There is hope on the horizon for a ‘cure’ for inherited color vision deficiency using gene technology. A one-shot treatment for color blindness may begin human trials as soon as 2017, if current testing goes well. Jay Neitz, Ph.D. and Maureen Neitz, Ph.D., who are both professors of ophthalmology at the University of Washington, have already had success treating color blindness in monkeys using gene therapy. They have been studying color vision for much of their careers.
The new treatment that the Nietzes are testing uses an injection of an adeno-associated virus — a virus that doesn’t make humans sick — to get the genes into the cone cells of the retina.
For the current testing, an injection is made into the clear fluid in the center of the eye, and the virus finds the correct part of the retina to treat. If the treatment is found to work and approved for use, for some people color blindness could be reduced or cured with a single visit to the ophthalmologist.

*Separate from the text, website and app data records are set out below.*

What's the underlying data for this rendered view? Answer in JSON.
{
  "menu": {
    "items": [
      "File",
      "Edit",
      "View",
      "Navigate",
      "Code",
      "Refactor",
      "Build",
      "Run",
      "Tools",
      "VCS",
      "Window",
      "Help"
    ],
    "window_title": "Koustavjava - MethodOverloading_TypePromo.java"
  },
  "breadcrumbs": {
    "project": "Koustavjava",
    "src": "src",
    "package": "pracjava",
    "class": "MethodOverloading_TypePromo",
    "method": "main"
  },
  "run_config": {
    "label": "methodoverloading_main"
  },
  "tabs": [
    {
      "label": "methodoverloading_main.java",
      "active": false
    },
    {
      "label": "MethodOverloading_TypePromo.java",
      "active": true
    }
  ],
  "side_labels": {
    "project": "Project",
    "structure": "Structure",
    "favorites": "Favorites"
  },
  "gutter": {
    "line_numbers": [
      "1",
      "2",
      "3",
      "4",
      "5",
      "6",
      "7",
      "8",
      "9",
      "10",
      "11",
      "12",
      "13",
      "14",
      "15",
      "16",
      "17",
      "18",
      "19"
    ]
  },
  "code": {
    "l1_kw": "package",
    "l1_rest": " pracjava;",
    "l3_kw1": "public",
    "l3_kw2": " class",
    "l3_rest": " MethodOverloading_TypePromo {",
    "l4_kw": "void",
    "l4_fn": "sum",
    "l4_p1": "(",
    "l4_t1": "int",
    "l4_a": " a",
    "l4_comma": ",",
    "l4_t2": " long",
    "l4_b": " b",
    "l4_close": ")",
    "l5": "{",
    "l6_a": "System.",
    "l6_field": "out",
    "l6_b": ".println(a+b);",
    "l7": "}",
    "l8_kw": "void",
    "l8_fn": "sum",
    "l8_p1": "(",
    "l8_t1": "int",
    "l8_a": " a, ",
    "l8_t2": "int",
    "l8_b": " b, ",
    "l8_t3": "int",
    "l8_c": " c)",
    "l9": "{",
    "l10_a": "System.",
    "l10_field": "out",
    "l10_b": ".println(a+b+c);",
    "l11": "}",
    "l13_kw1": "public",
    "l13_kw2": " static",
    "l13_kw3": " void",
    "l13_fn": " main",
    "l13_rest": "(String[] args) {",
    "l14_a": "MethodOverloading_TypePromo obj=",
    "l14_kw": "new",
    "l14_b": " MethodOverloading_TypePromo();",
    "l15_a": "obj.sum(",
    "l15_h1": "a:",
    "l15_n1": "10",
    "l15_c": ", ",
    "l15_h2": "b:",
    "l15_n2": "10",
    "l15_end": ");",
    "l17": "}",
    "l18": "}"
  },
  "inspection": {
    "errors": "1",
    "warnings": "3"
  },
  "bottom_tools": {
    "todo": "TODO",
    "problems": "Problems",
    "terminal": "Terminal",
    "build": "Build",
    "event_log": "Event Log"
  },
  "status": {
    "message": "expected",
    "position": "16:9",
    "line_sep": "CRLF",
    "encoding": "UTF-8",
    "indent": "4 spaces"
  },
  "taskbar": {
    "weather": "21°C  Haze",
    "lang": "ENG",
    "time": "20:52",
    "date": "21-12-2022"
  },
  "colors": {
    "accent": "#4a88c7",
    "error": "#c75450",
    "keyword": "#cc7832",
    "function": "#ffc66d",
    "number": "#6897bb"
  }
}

Injections of other medications into the eye are already routine procedures in most ophthalmologists’ offices.
Some people use special lenses to enhance color perception, which are filters available in either contact lens or eyeglass lens form. These types of lenses are available from a limited number of eye care practitioners in the United States and other countries.
How can Color Blindness be prevented?
- Most cases of Color Blindness are inherited and hence, these may not be prevented
- However, early detection of the condition in children can help understand its nature and severity. This would allow the use of suitable measures to control any adverse effects and reduce learning difficulties later on
- Vision screening should be routinely performed, if taking certain medications are linked to vision deficiencies
After a mild stroke attack the
my eyes was affected an getting better everyday but my vision is not like before what can I do ?
It might be due to some neurology problems. Since you are affected with stroke, cause some damages to eye. Please consult with your neurologist to overcome this problem.
pls what can i do to see things clear
because am really suffering
Immediately consult an ophthalmologist specialist to clear your problems. As u make late, vision will go worse than now.
I seem to only have trouble with black and blues..and some shades of purple. I once wore a blue blue and a black shoe to work. Is this common?
Thank you ,
Please consult an ophthalmologist.